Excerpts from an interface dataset
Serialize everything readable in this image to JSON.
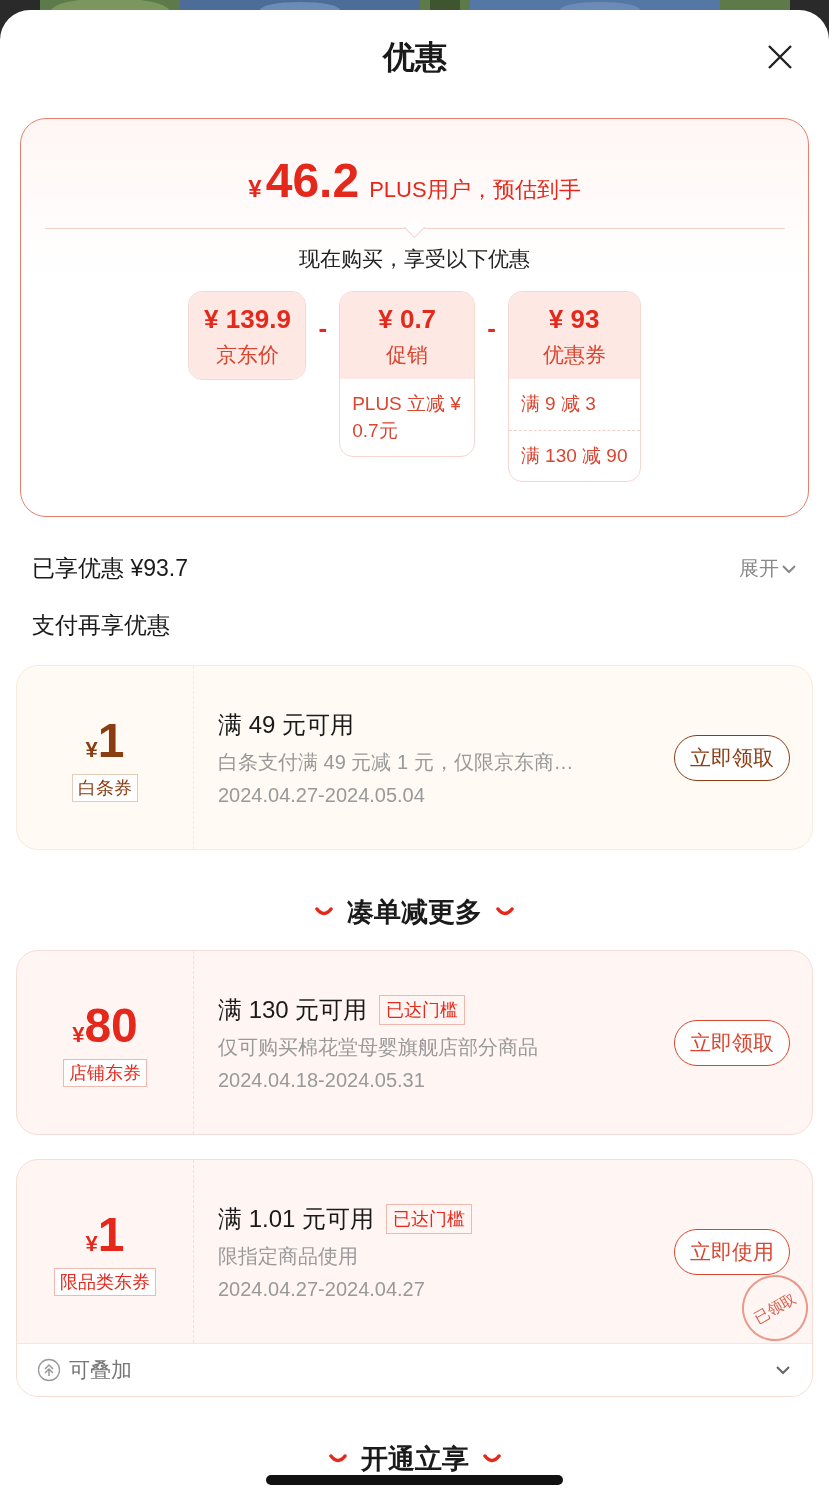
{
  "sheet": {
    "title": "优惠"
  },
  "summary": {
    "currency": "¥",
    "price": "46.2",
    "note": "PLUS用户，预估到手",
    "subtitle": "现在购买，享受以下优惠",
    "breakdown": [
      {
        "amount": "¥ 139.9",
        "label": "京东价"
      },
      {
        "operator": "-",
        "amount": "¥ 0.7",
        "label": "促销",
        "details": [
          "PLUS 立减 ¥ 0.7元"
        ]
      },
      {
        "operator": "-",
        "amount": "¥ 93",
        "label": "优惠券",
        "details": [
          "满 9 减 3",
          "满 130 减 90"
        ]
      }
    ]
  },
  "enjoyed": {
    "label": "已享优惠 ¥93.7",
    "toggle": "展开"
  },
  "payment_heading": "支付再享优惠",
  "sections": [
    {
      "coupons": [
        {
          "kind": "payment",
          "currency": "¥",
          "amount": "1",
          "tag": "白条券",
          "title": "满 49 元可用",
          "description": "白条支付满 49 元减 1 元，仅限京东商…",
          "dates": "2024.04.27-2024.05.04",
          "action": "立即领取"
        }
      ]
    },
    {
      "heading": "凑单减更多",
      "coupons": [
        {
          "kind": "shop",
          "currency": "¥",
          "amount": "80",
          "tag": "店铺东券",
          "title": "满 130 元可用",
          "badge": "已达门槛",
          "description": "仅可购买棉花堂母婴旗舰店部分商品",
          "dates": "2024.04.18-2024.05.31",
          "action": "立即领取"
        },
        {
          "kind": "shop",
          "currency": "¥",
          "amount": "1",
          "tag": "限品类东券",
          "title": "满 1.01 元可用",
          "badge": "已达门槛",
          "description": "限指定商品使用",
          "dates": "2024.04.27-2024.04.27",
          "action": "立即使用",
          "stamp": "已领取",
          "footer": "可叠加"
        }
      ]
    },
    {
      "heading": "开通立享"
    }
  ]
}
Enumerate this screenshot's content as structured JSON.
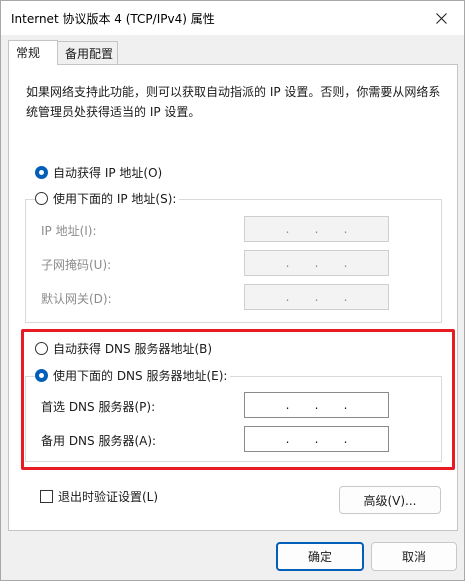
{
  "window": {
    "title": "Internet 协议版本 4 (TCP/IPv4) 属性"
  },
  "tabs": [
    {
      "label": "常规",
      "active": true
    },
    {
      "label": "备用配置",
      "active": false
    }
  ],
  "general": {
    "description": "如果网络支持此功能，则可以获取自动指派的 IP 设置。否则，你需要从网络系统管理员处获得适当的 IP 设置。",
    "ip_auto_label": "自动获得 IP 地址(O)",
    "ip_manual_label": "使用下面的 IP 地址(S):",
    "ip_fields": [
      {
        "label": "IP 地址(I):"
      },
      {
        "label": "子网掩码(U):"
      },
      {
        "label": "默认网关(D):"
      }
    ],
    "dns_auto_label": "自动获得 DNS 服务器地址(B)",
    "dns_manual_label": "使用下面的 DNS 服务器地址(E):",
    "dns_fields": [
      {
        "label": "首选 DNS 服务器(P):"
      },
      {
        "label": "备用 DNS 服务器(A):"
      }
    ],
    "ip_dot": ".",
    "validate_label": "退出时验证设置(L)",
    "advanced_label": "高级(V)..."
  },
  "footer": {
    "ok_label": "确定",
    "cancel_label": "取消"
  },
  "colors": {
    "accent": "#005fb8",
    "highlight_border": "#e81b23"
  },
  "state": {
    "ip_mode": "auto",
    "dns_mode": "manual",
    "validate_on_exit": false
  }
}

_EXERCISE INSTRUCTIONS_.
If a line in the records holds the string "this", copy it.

_SOLUTION TO THE PROBLEM_.
Serialize everything readable in this image to JSON.
Enumerate this screenshot's content as structured JSON.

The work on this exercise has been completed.